**BRIEF**
State the number of lines in the records beneath that hold the word "instagram", and add nothing.

(App and web page records)
○ ○ ○ ○ ○ ○ ○

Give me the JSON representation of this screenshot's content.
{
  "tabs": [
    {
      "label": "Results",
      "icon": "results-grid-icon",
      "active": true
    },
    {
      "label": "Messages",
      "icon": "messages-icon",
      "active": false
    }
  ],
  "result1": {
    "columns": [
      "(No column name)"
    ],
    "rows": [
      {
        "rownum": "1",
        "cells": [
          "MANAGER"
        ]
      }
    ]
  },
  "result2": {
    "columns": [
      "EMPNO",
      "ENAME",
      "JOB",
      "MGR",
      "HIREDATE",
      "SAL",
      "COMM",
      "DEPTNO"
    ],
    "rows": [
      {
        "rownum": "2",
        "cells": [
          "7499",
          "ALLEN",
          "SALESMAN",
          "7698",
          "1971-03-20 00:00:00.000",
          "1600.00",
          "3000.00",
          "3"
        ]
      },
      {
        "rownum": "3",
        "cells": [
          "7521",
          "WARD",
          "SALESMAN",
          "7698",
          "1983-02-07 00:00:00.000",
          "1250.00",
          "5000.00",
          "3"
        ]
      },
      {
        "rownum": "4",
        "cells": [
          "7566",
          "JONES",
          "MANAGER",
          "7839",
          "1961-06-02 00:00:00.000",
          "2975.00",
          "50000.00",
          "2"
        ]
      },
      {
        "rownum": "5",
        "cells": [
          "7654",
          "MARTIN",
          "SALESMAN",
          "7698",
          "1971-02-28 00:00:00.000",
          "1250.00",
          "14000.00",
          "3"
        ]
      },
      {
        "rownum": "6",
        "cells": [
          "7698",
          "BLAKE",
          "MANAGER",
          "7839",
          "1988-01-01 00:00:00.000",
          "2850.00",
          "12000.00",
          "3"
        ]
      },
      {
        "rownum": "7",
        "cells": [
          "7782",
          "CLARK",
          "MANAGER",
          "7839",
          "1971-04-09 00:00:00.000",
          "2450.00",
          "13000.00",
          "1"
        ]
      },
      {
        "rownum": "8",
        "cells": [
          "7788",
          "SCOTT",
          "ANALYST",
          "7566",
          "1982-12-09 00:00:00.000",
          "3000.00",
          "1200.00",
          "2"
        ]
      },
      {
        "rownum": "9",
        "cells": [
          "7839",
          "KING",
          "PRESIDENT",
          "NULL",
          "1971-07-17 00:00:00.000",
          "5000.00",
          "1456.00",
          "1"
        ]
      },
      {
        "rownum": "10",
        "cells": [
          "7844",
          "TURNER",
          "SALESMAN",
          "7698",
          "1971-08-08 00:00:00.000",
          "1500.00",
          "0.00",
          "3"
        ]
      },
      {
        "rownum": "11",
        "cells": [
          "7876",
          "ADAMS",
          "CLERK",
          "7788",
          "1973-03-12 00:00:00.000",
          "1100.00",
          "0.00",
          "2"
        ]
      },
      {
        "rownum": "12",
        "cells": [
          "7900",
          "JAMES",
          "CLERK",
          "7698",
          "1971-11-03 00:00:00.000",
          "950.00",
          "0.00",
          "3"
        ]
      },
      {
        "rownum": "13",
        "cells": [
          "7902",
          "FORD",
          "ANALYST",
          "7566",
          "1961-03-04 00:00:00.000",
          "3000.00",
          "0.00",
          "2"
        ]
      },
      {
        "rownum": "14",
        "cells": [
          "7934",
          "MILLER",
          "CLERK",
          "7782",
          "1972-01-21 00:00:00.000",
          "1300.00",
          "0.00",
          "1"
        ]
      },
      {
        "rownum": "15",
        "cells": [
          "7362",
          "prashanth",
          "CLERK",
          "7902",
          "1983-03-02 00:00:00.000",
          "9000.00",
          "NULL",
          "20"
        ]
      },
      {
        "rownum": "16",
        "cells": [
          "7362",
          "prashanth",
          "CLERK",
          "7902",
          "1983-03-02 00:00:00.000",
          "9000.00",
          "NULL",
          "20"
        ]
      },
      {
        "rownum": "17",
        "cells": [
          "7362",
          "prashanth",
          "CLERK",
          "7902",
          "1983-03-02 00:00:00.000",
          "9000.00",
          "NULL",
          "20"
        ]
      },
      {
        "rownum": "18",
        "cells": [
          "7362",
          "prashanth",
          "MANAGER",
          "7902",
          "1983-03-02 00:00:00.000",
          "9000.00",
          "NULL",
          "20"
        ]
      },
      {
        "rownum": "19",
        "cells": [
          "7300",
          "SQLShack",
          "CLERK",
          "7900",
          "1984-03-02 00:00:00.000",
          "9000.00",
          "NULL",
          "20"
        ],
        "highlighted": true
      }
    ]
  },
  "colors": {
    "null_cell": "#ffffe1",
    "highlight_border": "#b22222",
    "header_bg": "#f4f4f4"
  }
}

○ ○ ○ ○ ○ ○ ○

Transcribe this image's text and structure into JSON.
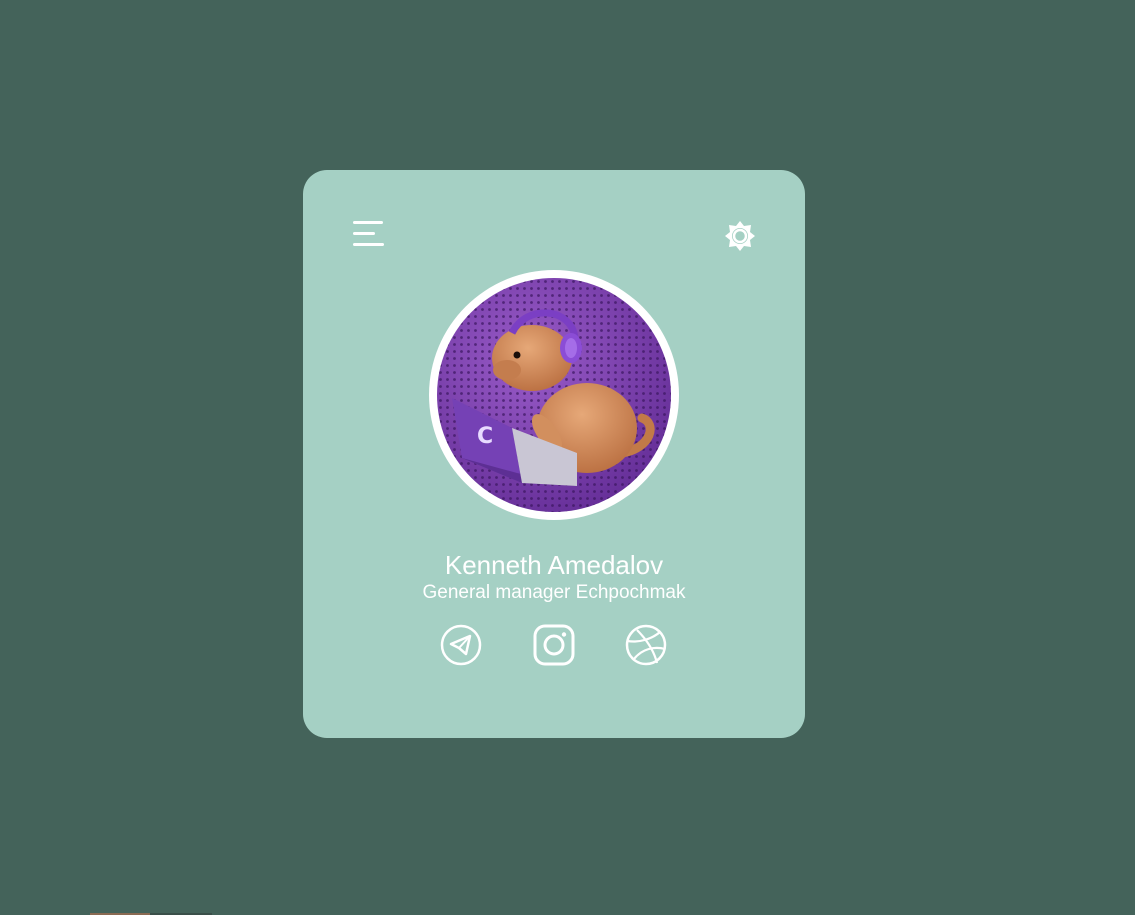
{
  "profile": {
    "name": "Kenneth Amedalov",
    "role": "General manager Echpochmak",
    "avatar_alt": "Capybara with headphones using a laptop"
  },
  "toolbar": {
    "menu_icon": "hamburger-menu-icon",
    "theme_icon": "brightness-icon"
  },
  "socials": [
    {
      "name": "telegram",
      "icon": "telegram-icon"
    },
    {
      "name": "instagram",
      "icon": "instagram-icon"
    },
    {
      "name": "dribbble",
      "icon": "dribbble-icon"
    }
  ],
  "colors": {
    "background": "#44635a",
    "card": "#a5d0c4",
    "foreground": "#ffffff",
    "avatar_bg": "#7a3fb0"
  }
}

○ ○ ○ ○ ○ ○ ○

**REPLY**
2